ASSIGNED TASK: Only the lines holding "Node" are wanted. Copy every one from the records below.

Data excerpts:
------------------------------
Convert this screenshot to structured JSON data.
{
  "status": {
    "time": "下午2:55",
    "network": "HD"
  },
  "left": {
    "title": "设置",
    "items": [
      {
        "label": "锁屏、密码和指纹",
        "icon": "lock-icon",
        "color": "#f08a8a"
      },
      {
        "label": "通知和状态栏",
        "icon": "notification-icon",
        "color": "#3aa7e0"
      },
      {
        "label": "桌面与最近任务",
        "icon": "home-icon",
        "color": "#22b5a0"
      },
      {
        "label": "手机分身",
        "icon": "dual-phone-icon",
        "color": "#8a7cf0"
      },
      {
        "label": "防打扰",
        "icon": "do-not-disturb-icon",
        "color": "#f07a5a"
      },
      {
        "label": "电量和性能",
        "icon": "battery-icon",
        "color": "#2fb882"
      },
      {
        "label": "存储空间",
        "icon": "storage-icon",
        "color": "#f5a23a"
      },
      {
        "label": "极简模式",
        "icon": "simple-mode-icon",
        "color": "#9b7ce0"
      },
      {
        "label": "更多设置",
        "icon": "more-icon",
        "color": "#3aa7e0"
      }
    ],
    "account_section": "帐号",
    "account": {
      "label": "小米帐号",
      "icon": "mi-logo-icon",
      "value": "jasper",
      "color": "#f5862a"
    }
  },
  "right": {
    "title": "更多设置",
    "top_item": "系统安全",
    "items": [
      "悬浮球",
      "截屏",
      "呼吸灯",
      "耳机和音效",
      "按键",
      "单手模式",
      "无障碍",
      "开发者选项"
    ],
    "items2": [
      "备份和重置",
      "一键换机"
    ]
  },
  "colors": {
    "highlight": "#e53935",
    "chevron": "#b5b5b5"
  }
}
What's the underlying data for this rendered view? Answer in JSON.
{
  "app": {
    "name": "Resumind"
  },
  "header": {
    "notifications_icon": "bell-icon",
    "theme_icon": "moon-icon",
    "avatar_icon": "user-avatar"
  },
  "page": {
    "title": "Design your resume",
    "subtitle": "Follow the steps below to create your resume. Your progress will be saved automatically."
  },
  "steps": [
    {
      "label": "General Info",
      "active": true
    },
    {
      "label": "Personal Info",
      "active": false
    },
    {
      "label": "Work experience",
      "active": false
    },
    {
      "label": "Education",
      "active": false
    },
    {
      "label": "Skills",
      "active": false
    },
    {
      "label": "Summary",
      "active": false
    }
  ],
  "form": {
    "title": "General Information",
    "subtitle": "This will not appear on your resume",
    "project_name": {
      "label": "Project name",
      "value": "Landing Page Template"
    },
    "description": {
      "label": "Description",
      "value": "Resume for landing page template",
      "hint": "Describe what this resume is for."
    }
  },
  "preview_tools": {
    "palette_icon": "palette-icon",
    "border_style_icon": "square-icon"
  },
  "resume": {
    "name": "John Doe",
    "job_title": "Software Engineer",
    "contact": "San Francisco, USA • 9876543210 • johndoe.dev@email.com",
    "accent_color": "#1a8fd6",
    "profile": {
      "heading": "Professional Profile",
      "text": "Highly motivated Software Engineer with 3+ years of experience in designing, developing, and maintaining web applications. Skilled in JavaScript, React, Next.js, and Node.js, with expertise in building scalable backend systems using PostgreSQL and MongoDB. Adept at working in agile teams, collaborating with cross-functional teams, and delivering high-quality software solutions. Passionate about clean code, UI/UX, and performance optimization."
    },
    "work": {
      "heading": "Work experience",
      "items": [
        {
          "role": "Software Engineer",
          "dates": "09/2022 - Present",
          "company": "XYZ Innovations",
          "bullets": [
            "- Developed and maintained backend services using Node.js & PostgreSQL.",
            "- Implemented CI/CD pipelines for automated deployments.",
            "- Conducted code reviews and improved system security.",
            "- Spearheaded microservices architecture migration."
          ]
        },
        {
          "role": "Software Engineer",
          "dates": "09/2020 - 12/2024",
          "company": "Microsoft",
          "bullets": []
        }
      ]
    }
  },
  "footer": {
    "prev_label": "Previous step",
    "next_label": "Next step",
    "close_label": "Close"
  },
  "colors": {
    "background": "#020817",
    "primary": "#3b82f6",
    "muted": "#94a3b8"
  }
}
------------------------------
TASK ANSWER:
      "text": "Highly motivated Software Engineer with 3+ years of experience in designing, developing, and maintaining web applications. Skilled in JavaScript, React, Next.js, and Node.js, with expertise in building scalable backend systems using PostgreSQL and MongoDB. Adept at working in agile teams, collaborating with cross-functional teams, and delivering high-quality software solutions. Passionate about clean code, UI/UX, and performance optimization."
            "- Developed and maintained backend services using Node.js & PostgreSQL.",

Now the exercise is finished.